Below are some records; print every one of them exactly.
---------- Data records ----------
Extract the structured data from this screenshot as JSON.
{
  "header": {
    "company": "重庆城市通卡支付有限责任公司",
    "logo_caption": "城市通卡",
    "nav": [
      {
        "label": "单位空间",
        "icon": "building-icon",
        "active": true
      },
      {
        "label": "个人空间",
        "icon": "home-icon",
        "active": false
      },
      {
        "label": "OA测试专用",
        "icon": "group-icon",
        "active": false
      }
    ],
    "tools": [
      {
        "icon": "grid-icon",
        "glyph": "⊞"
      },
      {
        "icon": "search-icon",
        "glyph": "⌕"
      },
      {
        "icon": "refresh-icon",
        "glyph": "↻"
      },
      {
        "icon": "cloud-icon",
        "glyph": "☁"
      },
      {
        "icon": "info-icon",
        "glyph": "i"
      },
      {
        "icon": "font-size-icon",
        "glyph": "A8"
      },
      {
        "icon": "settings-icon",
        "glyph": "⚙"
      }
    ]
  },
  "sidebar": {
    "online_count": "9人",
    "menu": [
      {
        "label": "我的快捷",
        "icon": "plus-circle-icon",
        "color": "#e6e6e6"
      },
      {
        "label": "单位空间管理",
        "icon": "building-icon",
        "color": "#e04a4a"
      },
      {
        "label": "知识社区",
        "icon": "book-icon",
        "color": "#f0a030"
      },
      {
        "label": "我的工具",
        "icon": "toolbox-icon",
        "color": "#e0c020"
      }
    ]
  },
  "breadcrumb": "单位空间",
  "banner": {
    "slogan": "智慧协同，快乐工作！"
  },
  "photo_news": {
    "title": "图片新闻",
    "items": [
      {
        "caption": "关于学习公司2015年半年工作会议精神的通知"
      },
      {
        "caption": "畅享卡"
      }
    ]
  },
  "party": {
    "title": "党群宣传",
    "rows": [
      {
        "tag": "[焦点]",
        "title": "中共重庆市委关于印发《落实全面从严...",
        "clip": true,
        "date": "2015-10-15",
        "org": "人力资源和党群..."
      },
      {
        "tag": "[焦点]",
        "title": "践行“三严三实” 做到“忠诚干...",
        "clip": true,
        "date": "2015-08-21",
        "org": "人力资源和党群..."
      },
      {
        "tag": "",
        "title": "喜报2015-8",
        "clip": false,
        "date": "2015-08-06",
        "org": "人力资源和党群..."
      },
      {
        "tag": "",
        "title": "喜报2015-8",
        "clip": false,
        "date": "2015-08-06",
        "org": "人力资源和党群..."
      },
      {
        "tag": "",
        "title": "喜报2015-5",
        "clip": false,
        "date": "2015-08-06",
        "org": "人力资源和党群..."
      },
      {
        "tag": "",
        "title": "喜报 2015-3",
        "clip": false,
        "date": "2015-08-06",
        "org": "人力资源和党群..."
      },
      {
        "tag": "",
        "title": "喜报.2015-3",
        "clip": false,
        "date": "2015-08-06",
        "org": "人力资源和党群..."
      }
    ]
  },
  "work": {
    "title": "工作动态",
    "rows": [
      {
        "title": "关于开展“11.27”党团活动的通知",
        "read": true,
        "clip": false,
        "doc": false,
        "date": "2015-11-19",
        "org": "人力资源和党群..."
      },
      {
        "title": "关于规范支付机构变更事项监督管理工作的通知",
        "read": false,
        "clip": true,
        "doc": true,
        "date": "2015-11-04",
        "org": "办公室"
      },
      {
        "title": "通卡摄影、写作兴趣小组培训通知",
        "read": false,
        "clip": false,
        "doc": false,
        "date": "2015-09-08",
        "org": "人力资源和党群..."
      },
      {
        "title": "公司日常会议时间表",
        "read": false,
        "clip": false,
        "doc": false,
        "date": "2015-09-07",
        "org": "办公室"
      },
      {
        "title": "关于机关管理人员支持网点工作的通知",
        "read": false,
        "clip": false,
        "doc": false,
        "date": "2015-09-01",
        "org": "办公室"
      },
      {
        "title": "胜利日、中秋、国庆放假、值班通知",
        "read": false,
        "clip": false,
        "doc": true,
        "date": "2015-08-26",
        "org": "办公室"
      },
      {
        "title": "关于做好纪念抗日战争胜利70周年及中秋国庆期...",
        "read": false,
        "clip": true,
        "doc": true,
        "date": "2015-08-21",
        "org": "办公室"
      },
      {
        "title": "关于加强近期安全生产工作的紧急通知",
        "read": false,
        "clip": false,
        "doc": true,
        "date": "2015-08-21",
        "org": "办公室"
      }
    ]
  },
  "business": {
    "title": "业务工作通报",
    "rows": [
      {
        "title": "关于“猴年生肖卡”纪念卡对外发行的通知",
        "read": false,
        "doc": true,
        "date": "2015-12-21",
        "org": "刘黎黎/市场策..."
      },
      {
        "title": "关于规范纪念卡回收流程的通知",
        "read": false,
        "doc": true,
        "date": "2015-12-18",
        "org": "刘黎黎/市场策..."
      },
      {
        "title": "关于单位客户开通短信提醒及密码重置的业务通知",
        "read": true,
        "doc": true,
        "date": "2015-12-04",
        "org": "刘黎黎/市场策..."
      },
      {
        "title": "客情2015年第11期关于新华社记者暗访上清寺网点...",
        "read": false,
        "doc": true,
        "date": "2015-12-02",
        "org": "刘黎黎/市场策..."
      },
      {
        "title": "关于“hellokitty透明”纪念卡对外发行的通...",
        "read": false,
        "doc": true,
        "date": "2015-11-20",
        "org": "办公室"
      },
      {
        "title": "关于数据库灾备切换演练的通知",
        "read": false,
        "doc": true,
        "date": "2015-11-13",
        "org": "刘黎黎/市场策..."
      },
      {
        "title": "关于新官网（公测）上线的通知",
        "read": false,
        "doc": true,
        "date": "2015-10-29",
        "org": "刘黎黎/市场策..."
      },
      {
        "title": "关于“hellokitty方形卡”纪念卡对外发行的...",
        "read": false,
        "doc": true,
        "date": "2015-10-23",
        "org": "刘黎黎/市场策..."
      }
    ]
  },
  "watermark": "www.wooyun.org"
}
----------
Response area:
Extract the structured data from this screenshot as JSON.
{
  "header": {
    "company": "重庆城市通卡支付有限责任公司",
    "logo_caption": "城市通卡",
    "nav": [
      {
        "label": "单位空间",
        "icon": "building-icon",
        "active": true
      },
      {
        "label": "个人空间",
        "icon": "home-icon",
        "active": false
      },
      {
        "label": "OA测试专用",
        "icon": "group-icon",
        "active": false
      }
    ],
    "tools": [
      {
        "icon": "grid-icon",
        "glyph": "⊞"
      },
      {
        "icon": "search-icon",
        "glyph": "⌕"
      },
      {
        "icon": "refresh-icon",
        "glyph": "↻"
      },
      {
        "icon": "cloud-icon",
        "glyph": "☁"
      },
      {
        "icon": "info-icon",
        "glyph": "i"
      },
      {
        "icon": "font-size-icon",
        "glyph": "A8"
      },
      {
        "icon": "settings-icon",
        "glyph": "⚙"
      }
    ]
  },
  "sidebar": {
    "online_count": "9人",
    "menu": [
      {
        "label": "我的快捷",
        "icon": "plus-circle-icon",
        "color": "#e6e6e6"
      },
      {
        "label": "单位空间管理",
        "icon": "building-icon",
        "color": "#e04a4a"
      },
      {
        "label": "知识社区",
        "icon": "book-icon",
        "color": "#f0a030"
      },
      {
        "label": "我的工具",
        "icon": "toolbox-icon",
        "color": "#e0c020"
      }
    ]
  },
  "breadcrumb": "单位空间",
  "banner": {
    "slogan": "智慧协同，快乐工作！"
  },
  "photo_news": {
    "title": "图片新闻",
    "items": [
      {
        "caption": "关于学习公司2015年半年工作会议精神的通知"
      },
      {
        "caption": "畅享卡"
      }
    ]
  },
  "party": {
    "title": "党群宣传",
    "rows": [
      {
        "tag": "[焦点]",
        "title": "中共重庆市委关于印发《落实全面从严...",
        "clip": true,
        "date": "2015-10-15",
        "org": "人力资源和党群..."
      },
      {
        "tag": "[焦点]",
        "title": "践行“三严三实” 做到“忠诚干...",
        "clip": true,
        "date": "2015-08-21",
        "org": "人力资源和党群..."
      },
      {
        "tag": "",
        "title": "喜报2015-8",
        "clip": false,
        "date": "2015-08-06",
        "org": "人力资源和党群..."
      },
      {
        "tag": "",
        "title": "喜报2015-8",
        "clip": false,
        "date": "2015-08-06",
        "org": "人力资源和党群..."
      },
      {
        "tag": "",
        "title": "喜报2015-5",
        "clip": false,
        "date": "2015-08-06",
        "org": "人力资源和党群..."
      },
      {
        "tag": "",
        "title": "喜报 2015-3",
        "clip": false,
        "date": "2015-08-06",
        "org": "人力资源和党群..."
      },
      {
        "tag": "",
        "title": "喜报.2015-3",
        "clip": false,
        "date": "2015-08-06",
        "org": "人力资源和党群..."
      }
    ]
  },
  "work": {
    "title": "工作动态",
    "rows": [
      {
        "title": "关于开展“11.27”党团活动的通知",
        "read": true,
        "clip": false,
        "doc": false,
        "date": "2015-11-19",
        "org": "人力资源和党群..."
      },
      {
        "title": "关于规范支付机构变更事项监督管理工作的通知",
        "read": false,
        "clip": true,
        "doc": true,
        "date": "2015-11-04",
        "org": "办公室"
      },
      {
        "title": "通卡摄影、写作兴趣小组培训通知",
        "read": false,
        "clip": false,
        "doc": false,
        "date": "2015-09-08",
        "org": "人力资源和党群..."
      },
      {
        "title": "公司日常会议时间表",
        "read": false,
        "clip": false,
        "doc": false,
        "date": "2015-09-07",
        "org": "办公室"
      },
      {
        "title": "关于机关管理人员支持网点工作的通知",
        "read": false,
        "clip": false,
        "doc": false,
        "date": "2015-09-01",
        "org": "办公室"
      },
      {
        "title": "胜利日、中秋、国庆放假、值班通知",
        "read": false,
        "clip": false,
        "doc": true,
        "date": "2015-08-26",
        "org": "办公室"
      },
      {
        "title": "关于做好纪念抗日战争胜利70周年及中秋国庆期...",
        "read": false,
        "clip": true,
        "doc": true,
        "date": "2015-08-21",
        "org": "办公室"
      },
      {
        "title": "关于加强近期安全生产工作的紧急通知",
        "read": false,
        "clip": false,
        "doc": true,
        "date": "2015-08-21",
        "org": "办公室"
      }
    ]
  },
  "business": {
    "title": "业务工作通报",
    "rows": [
      {
        "title": "关于“猴年生肖卡”纪念卡对外发行的通知",
        "read": false,
        "doc": true,
        "date": "2015-12-21",
        "org": "刘黎黎/市场策..."
      },
      {
        "title": "关于规范纪念卡回收流程的通知",
        "read": false,
        "doc": true,
        "date": "2015-12-18",
        "org": "刘黎黎/市场策..."
      },
      {
        "title": "关于单位客户开通短信提醒及密码重置的业务通知",
        "read": true,
        "doc": true,
        "date": "2015-12-04",
        "org": "刘黎黎/市场策..."
      },
      {
        "title": "客情2015年第11期关于新华社记者暗访上清寺网点...",
        "read": false,
        "doc": true,
        "date": "2015-12-02",
        "org": "刘黎黎/市场策..."
      },
      {
        "title": "关于“hellokitty透明”纪念卡对外发行的通...",
        "read": false,
        "doc": true,
        "date": "2015-11-20",
        "org": "办公室"
      },
      {
        "title": "关于数据库灾备切换演练的通知",
        "read": false,
        "doc": true,
        "date": "2015-11-13",
        "org": "刘黎黎/市场策..."
      },
      {
        "title": "关于新官网（公测）上线的通知",
        "read": false,
        "doc": true,
        "date": "2015-10-29",
        "org": "刘黎黎/市场策..."
      },
      {
        "title": "关于“hellokitty方形卡”纪念卡对外发行的...",
        "read": false,
        "doc": true,
        "date": "2015-10-23",
        "org": "刘黎黎/市场策..."
      }
    ]
  },
  "watermark": "www.wooyun.org"
}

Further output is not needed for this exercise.